I went back to wearing my Canadian attire. Jeans, cargo shorts, t-shirts, hat. I feel like I can just present myself as I am now. God doesn’t look at the clothes you wear, or the colour of your skin. He looks at your heart. You can have the nicest thaub with the most rotten heart; you can wear rags and have a heart of light. Perhaps my Umrah had something to do with that. Sheikh Tamir said something powerful: with ihram, you can have the nicest hair, but for a while, you have no hair at all. You can wear the nicest clothes, but for a while, you’re wearing the simplest and most humble clothes imaginable. Ihram puts everyone on the same level. It lowers you into that state to remind you that you are a servant. Continue reading “20. “Clothes” (The Hajj Journal)”

19. “The locus of humanity” (The Hajj Journal)

The Ka'bah in Mecca

September 15, 2015

When I woke up the morning after [Umrah], I was afraid to go outside. I was afraid of the crowd. But more than that, I was afraid that I would look at the Ka’ba with an empty heart.

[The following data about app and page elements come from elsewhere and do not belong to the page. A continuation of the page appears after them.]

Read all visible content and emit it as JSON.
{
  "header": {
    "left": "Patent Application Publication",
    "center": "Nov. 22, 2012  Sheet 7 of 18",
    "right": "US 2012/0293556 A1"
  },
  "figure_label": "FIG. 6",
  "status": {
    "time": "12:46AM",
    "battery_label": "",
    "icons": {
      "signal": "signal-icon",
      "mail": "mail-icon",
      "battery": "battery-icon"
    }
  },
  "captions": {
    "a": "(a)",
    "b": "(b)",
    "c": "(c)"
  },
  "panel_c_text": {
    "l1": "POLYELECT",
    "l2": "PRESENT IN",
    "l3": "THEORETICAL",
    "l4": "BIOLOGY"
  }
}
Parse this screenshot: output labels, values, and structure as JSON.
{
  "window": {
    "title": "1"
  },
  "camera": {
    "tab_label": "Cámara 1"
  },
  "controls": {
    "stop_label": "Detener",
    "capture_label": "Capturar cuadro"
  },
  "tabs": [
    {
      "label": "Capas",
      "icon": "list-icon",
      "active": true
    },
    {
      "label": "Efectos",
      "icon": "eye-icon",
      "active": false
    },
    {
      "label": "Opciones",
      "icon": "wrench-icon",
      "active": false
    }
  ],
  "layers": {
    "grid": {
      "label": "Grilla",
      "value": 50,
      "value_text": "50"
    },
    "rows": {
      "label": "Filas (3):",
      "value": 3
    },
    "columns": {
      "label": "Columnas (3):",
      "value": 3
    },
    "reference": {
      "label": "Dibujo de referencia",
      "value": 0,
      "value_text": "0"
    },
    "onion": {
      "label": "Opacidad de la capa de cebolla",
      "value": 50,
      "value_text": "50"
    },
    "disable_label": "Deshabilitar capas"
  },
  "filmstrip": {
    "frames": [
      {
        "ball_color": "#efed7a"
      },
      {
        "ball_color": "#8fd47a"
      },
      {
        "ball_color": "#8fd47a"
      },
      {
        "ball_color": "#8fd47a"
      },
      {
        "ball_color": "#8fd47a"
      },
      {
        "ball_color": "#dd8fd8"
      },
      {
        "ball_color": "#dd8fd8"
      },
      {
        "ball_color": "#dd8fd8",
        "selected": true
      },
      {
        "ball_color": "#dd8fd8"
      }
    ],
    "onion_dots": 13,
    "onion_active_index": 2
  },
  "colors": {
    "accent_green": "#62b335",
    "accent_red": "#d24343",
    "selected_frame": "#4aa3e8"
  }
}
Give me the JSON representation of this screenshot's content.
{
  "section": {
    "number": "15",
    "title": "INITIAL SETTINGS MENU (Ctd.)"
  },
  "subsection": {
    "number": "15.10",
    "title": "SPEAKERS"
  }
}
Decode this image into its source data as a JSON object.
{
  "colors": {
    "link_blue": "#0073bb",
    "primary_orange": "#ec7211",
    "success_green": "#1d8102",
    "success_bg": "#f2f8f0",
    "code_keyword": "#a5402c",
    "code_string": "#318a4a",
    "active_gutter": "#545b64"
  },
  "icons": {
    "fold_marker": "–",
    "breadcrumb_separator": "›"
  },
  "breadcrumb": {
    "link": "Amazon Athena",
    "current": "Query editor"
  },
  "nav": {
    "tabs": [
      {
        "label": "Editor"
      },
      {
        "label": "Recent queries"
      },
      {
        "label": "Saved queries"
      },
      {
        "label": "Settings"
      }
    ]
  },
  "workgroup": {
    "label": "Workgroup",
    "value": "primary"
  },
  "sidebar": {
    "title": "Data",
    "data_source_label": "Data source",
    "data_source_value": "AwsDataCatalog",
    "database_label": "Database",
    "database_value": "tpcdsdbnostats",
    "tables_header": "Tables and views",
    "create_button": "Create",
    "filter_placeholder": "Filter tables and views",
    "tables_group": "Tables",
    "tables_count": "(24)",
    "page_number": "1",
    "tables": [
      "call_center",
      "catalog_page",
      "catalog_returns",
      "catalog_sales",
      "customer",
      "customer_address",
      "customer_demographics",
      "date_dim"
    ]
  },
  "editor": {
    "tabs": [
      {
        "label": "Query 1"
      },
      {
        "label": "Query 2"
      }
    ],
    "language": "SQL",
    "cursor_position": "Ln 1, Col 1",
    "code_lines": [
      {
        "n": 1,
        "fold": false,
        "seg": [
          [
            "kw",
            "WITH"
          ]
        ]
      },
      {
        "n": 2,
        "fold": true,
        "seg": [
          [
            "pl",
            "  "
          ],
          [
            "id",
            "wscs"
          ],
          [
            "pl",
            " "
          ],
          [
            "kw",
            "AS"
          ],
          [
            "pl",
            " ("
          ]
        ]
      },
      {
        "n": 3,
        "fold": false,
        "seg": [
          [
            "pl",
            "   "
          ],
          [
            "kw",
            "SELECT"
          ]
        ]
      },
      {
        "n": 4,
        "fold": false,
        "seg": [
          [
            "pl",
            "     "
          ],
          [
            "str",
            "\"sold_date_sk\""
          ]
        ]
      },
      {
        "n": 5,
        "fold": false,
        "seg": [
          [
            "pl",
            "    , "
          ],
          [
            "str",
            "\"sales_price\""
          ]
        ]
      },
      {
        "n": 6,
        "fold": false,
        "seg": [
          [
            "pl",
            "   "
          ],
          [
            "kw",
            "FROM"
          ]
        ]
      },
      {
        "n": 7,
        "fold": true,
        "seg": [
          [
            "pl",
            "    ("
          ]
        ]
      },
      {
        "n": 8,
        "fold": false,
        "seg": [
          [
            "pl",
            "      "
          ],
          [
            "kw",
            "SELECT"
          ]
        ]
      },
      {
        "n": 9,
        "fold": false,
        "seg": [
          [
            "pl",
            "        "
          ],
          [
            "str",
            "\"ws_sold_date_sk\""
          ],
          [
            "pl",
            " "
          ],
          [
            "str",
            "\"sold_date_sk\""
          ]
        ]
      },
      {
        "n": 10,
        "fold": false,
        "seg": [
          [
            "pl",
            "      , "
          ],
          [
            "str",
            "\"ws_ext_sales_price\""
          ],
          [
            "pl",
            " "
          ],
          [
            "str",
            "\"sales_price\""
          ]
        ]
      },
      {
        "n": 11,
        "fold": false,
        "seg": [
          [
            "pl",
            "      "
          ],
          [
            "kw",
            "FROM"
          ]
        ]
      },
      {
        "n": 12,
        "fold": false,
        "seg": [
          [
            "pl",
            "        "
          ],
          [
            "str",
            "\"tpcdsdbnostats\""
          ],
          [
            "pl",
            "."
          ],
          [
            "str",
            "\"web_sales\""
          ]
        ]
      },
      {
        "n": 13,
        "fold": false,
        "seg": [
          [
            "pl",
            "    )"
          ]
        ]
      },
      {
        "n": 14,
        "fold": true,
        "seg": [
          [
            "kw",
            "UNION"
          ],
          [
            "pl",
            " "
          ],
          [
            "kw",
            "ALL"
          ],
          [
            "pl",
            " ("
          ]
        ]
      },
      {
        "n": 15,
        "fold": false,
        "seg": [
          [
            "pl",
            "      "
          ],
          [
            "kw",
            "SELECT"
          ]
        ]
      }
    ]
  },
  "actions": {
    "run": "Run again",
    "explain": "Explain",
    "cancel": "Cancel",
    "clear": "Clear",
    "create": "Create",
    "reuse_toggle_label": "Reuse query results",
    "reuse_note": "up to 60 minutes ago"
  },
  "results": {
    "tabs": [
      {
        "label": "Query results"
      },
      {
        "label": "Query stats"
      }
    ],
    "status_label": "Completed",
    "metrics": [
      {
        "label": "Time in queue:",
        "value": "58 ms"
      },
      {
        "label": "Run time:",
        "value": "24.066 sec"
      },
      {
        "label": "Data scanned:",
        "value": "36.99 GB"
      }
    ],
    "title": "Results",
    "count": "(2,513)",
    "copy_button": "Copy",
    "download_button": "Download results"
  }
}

[However,] I knew that sitting and stewing in my hotel was not only a waste of time, but wouldn’t help me find the answers or understanding I was seeking. So I got dressed and headed out. I went into the [Haram] and found a spot to pray… I felt like I was having a crisis of faith. After prayer, I walked over to the railings overlooking the Ka’ba (I was on the third floor). And this is what I saw: people. People moving steadily, as if the crowd was water, all at once fluid and solid. I continued walking around the second floor, the Ka’ba always on my left, like I was performing another Tawaf. And as I walked, I kept glancing to my left. It’s not like I was expecting it to be gone, but everytime I did, I could see it from a different angle. And always, always the people. Continue reading “19. “The locus of humanity” (The Hajj Journal)”